Innovative Monitoring Tool for Emission Evaluation
© Lehrstuhl fĂĽr Abfallverwertungstechnik und Abfallwirtschaft der MontanuniversitĂ¤t Leoben (11/2014)
The measurement and evaluation of fugitive and point-source greenhouse gas (GHG) emissions, in particular methane (CH4) emissions, from biological waste treatment plants (e.g. composting facilities, biodigesters) and landfills, are an important prerequisite to demonstrate compliance with requested limit values. Traditionally, small-scale methods (e.g. chamber technique, funnel or tunnel measurement) have been used in order to estimate methane emissions from e.g. landfills.
GHG emissions during the composting process as a function of the aeration strategy
© European Compost Network ECN e.V. (6/2012)
Composting is an aerobic thermophilic biodegradation process that requires oxygen to stabilize the organic wastes and optimal moisture content for the microorganisms development (Haug, 1993). Several parameters as C/N ratio, material porosity, moisture content and aeration rules for the oxygen supply must be analyzed and controlled to optimize the process development.
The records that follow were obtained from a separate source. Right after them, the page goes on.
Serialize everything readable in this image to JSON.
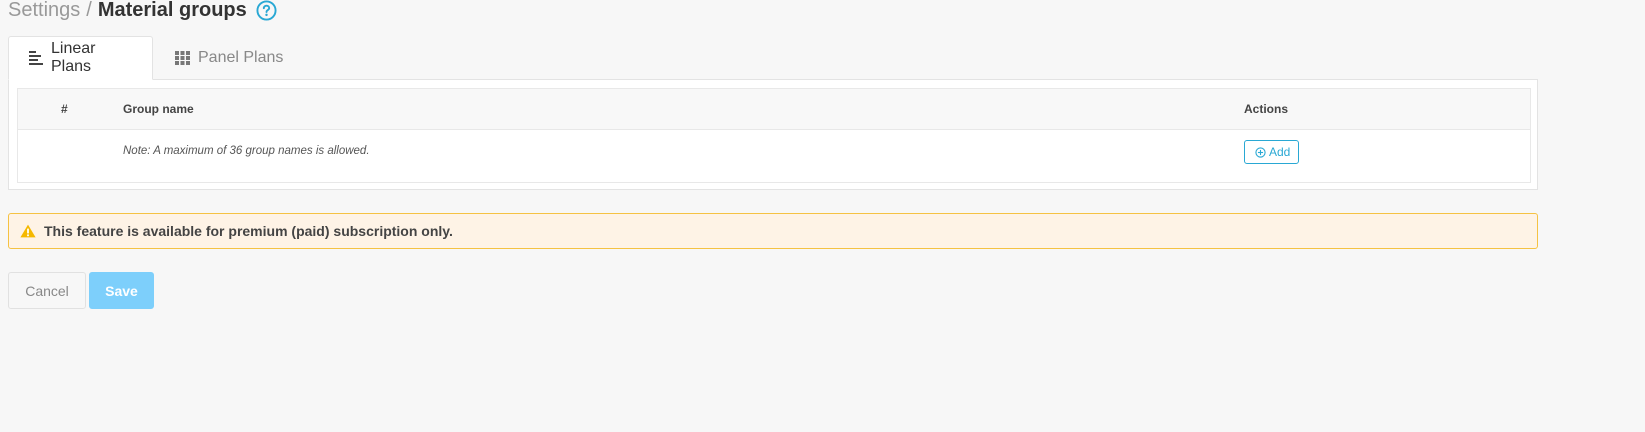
{
  "breadcrumb": {
    "parent": "Settings",
    "separator": "/",
    "current": "Material groups",
    "help_icon": "question-circle-icon"
  },
  "tabs": [
    {
      "label": "Linear Plans",
      "icon": "align-left-icon",
      "active": true
    },
    {
      "label": "Panel Plans",
      "icon": "grid-icon",
      "active": false
    }
  ],
  "table": {
    "columns": {
      "number": "#",
      "group_name": "Group name",
      "actions": "Actions"
    },
    "note": "Note: A maximum of 36 group names is allowed.",
    "add_label": "Add",
    "add_icon": "plus-circle-icon"
  },
  "alert": {
    "icon": "warning-triangle-icon",
    "text": "This feature is available for premium (paid) subscription only."
  },
  "actions": {
    "cancel_label": "Cancel",
    "save_label": "Save"
  },
  "colors": {
    "accent": "#29a8d4",
    "save_button": "#7dcffb",
    "alert_background": "#fef3e6",
    "alert_border": "#f5c243",
    "warning_icon": "#f5b800"
  }
}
Frequently, aeration is defined as the most important factor for the process performance.
Mapping air pollution: the city of Thessaloniki - Greece case study
© Aristotle University of Thessaloniki (6/2009)
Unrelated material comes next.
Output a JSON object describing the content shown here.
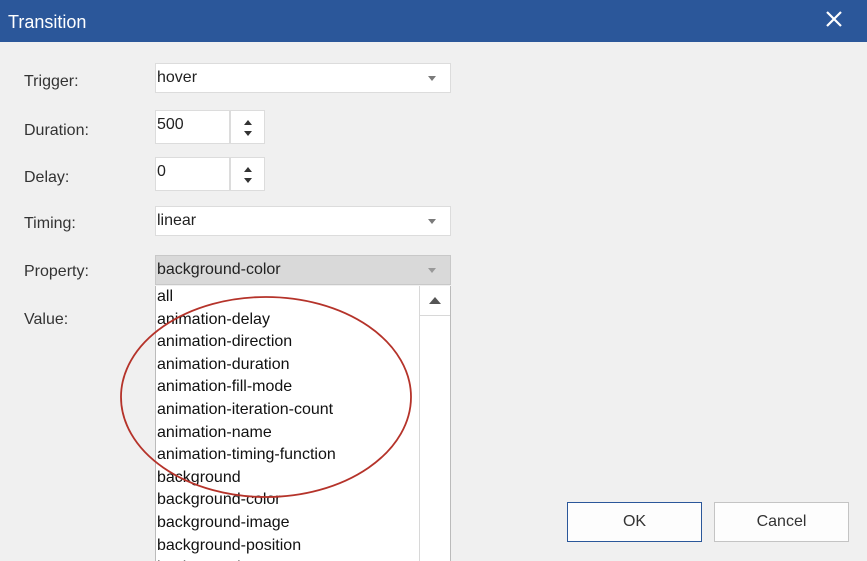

Air pollution is a global problem that affects natural ecosystems and poses a significant human health risk. The main objective of this study is the evaluation and mapping of air pollution levels. This paper examines traditional and new techniques and processes of mapping a geographic phenomenon like air pollution, which requires spatial methods and algorithms.
Energy from biomass
© OTH Amberg-Weiden (8/2005)
In principle biomass is organically stored solar energy. The storage occurs through photosynthesis in plants and via the plants in animals as well. According to this definition, coal, oil and gas may also be considered as biomass; after all they originate from dead plant and animal residue. As we understand it today, biomass also has a temporal dimension. It is decisive for our climate that the growth process of biomass - while it is converting carbon, mostly from the carbon dioxide (CO2) in the air, into organic matter - closely coincides with the release, e.g. by energetic utilization. This period can last several hundred years for trees and only a few weeks for other plants.
Innovative biomass power plant based on pebble-heater technology and hot air turbine
© OTH Amberg-Weiden (5/2001)
The use of biomass for combined heat and power (CHP) production becomes increasingly important. On the one hand it substitutes the usage of fossil fuels like coal, oil or natural gas; on the other hand it is neutral regarding the CO2-emissions into the atmosphere. That is the reason why many countries, especially the EU and the USA have launched very ambitious programs for increasing the usage of biomass, especially for power production.